What you should do — In the data below, find every line that has the string "user", and copy it.
---- Entries shown
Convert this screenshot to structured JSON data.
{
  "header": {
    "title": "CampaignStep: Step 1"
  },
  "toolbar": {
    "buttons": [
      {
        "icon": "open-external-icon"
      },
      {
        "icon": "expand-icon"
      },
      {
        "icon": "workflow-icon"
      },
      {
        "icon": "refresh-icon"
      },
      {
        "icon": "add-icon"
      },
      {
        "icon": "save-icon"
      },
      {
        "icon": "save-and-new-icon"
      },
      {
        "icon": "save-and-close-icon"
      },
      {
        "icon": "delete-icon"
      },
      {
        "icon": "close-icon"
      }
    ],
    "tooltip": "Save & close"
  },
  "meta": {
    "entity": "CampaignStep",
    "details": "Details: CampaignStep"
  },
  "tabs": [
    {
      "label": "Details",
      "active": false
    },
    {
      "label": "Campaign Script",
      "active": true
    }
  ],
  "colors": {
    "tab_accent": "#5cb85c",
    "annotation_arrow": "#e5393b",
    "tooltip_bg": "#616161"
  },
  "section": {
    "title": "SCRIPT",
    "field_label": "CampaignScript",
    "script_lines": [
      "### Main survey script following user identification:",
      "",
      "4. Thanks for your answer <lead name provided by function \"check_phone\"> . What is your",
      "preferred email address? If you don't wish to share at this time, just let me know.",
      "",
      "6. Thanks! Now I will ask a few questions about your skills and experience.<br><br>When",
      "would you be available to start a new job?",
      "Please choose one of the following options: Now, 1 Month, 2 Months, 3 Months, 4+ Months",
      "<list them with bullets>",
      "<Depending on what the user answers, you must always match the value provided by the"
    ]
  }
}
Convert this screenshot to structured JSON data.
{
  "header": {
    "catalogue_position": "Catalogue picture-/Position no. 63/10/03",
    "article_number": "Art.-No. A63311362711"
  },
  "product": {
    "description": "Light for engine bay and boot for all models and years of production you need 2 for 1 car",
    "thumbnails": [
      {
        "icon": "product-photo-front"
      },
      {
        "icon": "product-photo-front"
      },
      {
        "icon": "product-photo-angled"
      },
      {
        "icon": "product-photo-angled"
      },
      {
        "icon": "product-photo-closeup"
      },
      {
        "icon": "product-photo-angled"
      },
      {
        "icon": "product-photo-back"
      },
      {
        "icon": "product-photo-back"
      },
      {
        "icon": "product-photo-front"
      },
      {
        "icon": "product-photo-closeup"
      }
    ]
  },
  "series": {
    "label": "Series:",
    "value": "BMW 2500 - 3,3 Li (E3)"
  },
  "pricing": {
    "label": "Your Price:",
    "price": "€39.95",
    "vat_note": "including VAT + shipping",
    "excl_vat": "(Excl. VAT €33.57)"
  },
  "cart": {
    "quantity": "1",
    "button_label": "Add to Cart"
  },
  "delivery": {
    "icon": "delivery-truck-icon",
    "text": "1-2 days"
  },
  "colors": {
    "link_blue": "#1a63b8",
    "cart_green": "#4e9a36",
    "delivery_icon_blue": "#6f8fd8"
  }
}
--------
Written solution —
      "### Main survey script following user identification:",
      "<Depending on what the user answers, you must always match the value provided by the"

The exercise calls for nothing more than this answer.